Old Martha’s eyes glistened, “Good, that’s very good. Could you break it into pieces with that big rock?” The boy did as he was asked, then held the pieces in his hand looking at her for direction. She nodded for him to add the pieces to the pot. The water simmered through the afternoon and until setting of sun, giving off a delicious aroma. What looked like cooking garbage to the kids, the old lady knew to be a vitamin and mineral-packed broth.

When another child came with a handful of wild onions, garlic, plantain leaves, and wild carrot tops, the old lady carefully strained the cobs and egg shells out of the broth and set them aside before adding her newest addition to the kettle. “Oh, those onions will really taste good. Thank you, child.” Another child scampered off, returning with one old turnip and a few other withered leaves from a cabbage. Yet another child brought a handful of potato peelings. The village idiot joined the group, bringing a handful of dried alfalfa gleaned from hay that the milk cows were fed. The children’s faces registered alarm at the sight of hay being stirred into the kettle, but old Martha smiled with thanksgiving at the poor man. Alfalfa’s nutritional value would add much to the broth. Wisdom, like nutrition, was found in the most unexpected places. Lastly, a child came forth with several sprigs of dried thyme and rosemary gleamed from her mother’s weathered winter garden.

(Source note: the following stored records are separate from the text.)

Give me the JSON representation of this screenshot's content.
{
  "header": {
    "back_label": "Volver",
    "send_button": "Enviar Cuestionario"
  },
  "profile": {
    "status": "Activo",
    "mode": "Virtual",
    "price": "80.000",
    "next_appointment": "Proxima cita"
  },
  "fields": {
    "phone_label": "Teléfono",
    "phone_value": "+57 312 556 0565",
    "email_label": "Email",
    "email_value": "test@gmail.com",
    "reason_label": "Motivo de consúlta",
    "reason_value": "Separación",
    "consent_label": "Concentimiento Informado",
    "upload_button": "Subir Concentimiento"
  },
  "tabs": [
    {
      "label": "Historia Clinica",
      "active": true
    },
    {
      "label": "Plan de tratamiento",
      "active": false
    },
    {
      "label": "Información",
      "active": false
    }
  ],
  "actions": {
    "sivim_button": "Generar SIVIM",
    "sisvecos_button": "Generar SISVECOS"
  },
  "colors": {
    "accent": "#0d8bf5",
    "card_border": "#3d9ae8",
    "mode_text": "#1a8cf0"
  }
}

Martha’s soup was now almost complete. Smiling contentedly, she reached into her pocket and pulled out a small chip of animal salt/mineral block and dropped it into the pot of soup. Then the old lady bent down to add the last small stick to the dying fire.

Hidden behind a half-shut door, a man grimaced as he saw the old lady’s look of concern at the lack of more wood for her fire. Earlier in the day in the forest, he had stood as still as death behind a tree, hoping she would not see him and thereby obliging him to help her drag the heavy tree limb back to the village. Now he saw the firelight dancing on the laughing faces of his own children. How long had it been since he had seen joy in their countenance? Behind other doors, the same shame grabbed at the hearts of the guilty.

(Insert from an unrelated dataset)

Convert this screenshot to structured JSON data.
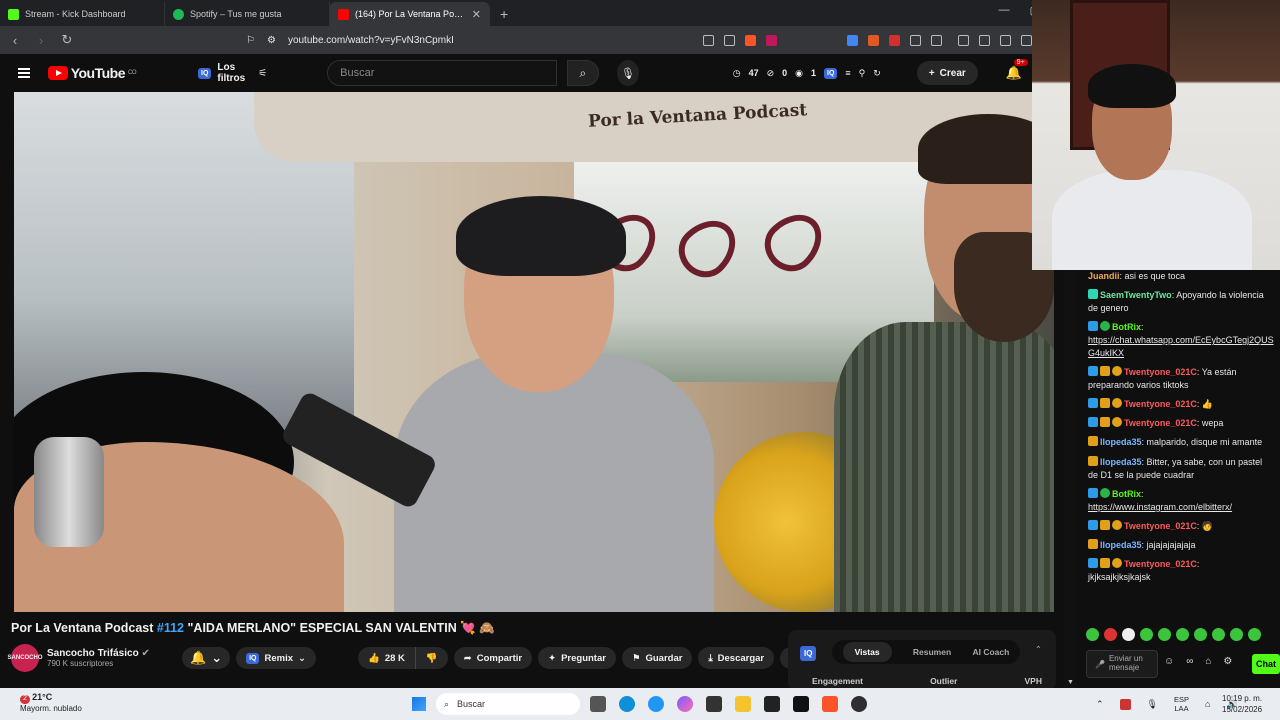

The old widow knew nothing of their self-reproach, only of the joy she felt in her heart as she warmed herself by the dying fire while listening to the broth bubble and pop. Like the days of old, the sound of children’s squeals rang out through the deepening shadows of the night. She sighed deeply. Almost…almost it was like it was before…before the drought, before fear and selfishness had stolen the joy and camaraderie of the people. Nothing had changed. Her cupboards, like almost everyone else’s, were still bare. All she had to offer was a fire, some water and some weeds. But it was enough.

Just as the first star’s light began to shine on the village, old Martha’s long spoon dipped deeply into the pot, releasing the unmistakable aroma of a delicious soup. The youngsters suddenly stopped their play to sniff the air. Moans of sheer pleasure could be heard as they gathered around waiting.

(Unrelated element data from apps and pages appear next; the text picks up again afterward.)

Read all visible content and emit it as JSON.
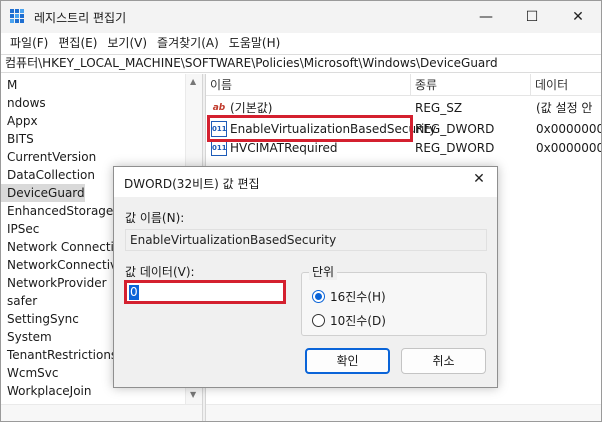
{
  "window": {
    "title": "레지스트리 편집기",
    "controls": {
      "minimize": "—",
      "maximize": "☐",
      "close": "✕"
    }
  },
  "menu": [
    "파일(F)",
    "편집(E)",
    "보기(V)",
    "즐겨찾기(A)",
    "도움말(H)"
  ],
  "address": "컴퓨터\\HKEY_LOCAL_MACHINE\\SOFTWARE\\Policies\\Microsoft\\Windows\\DeviceGuard",
  "tree": {
    "items": [
      "M",
      "ndows",
      "Appx",
      "BITS",
      "CurrentVersion",
      "DataCollection",
      "DeviceGuard",
      "EnhancedStorageDe",
      "IPSec",
      "Network Connection",
      "NetworkConnectivit",
      "NetworkProvider",
      "safer",
      "SettingSync",
      "System",
      "TenantRestrictions",
      "WcmSvc",
      "WorkplaceJoin"
    ],
    "selected_index": 6
  },
  "list": {
    "columns": [
      "이름",
      "종류",
      "데이터"
    ],
    "rows": [
      {
        "icon": "ab",
        "name": "(기본값)",
        "type": "REG_SZ",
        "data": "(값 설정 안"
      },
      {
        "icon": "011",
        "name": "EnableVirtualizationBasedSecurity",
        "type": "REG_DWORD",
        "data": "0x0000000"
      },
      {
        "icon": "011",
        "name": "HVCIMATRequired",
        "type": "REG_DWORD",
        "data": "0x0000000"
      }
    ]
  },
  "dialog": {
    "title": "DWORD(32비트) 값 편집",
    "close": "✕",
    "name_label": "값 이름(N):",
    "name_value": "EnableVirtualizationBasedSecurity",
    "data_label": "값 데이터(V):",
    "data_value": "0",
    "base_label": "단위",
    "hex_label": "16진수(H)",
    "dec_label": "10진수(D)",
    "ok": "확인",
    "cancel": "취소"
  },
  "colors": {
    "highlight_box": "#d4202f",
    "accent": "#0a64d8"
  }
}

Her old voice called out the invitation, “Who would like a bowl of Gypsy Soup?”